### RECORDS SUPPLIED
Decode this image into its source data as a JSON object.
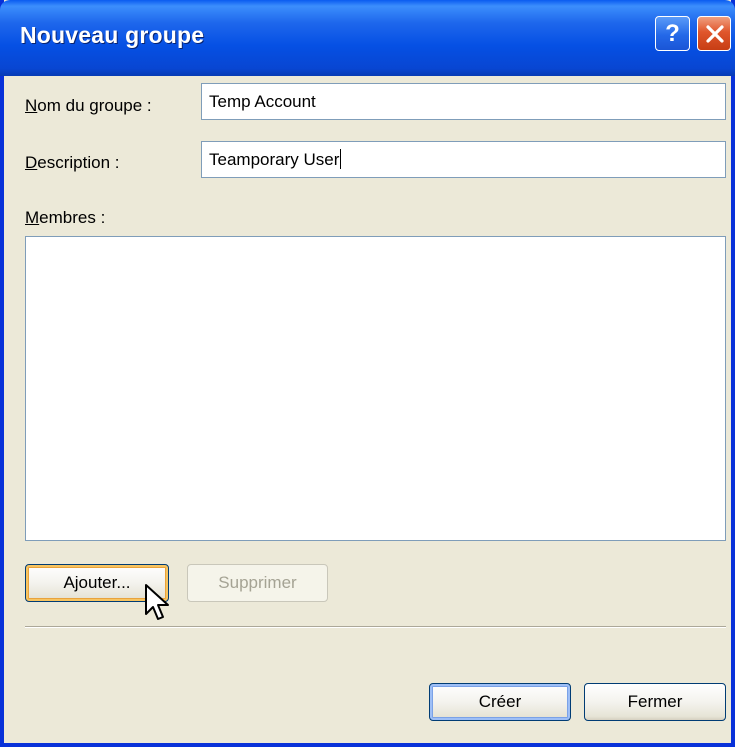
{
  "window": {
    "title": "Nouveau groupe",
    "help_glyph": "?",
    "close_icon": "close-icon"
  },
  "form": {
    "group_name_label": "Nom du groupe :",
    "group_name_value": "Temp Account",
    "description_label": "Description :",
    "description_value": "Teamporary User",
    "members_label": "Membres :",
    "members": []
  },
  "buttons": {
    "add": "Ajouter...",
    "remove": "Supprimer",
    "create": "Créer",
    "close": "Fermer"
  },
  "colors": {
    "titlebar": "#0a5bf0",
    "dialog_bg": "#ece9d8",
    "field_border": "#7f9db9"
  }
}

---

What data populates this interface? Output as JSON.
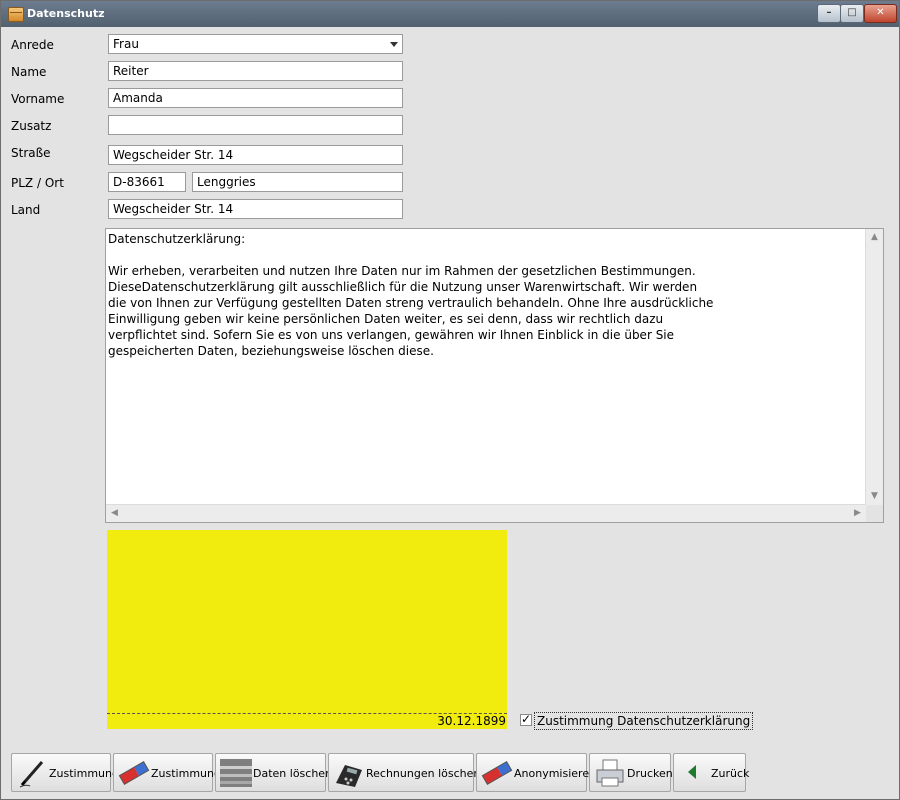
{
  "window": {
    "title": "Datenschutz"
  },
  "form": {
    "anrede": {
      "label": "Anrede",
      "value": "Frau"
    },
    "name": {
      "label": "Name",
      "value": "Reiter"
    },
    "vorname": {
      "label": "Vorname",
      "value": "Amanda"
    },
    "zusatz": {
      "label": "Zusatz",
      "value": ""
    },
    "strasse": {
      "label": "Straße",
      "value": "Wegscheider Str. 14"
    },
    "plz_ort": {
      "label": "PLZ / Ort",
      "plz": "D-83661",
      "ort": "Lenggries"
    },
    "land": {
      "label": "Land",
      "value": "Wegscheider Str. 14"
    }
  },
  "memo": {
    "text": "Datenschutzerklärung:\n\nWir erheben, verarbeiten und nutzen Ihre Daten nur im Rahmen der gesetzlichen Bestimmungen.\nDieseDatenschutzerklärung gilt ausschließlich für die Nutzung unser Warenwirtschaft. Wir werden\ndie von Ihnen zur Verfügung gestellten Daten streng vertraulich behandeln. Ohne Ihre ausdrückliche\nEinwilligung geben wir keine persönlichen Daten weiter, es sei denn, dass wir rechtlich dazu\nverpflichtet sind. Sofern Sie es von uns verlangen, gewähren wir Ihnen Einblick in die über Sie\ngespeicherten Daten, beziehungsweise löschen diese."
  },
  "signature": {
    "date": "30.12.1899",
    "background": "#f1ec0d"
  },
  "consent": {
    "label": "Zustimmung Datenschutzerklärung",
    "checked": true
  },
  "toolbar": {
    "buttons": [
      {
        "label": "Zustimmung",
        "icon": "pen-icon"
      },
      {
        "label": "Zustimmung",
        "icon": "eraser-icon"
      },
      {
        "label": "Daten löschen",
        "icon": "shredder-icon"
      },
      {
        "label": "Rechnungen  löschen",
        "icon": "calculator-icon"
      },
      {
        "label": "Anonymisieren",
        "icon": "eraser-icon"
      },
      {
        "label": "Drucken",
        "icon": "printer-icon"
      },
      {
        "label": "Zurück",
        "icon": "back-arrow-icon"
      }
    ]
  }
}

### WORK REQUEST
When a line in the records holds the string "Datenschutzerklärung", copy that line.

### ANSWER
    "text": "Datenschutzerklärung:\n\nWir erheben, verarbeiten und nutzen Ihre Daten nur im Rahmen der gesetzlichen Bestimmungen.\nDieseDatenschutzerklärung gilt ausschließlich für die Nutzung unser Warenwirtschaft. Wir werden\ndie von Ihnen zur Verfügung gestellten Daten streng vertraulich behandeln. Ohne Ihre ausdrückliche\nEinwilligung geben wir keine persönlichen Daten weiter, es sei denn, dass wir rechtlich dazu\nverpflichtet sind. Sofern Sie es von uns verlangen, gewähren wir Ihnen Einblick in die über Sie\ngespeicherten Daten, beziehungsweise löschen diese."
    "label": "Zustimmung Datenschutzerklärung",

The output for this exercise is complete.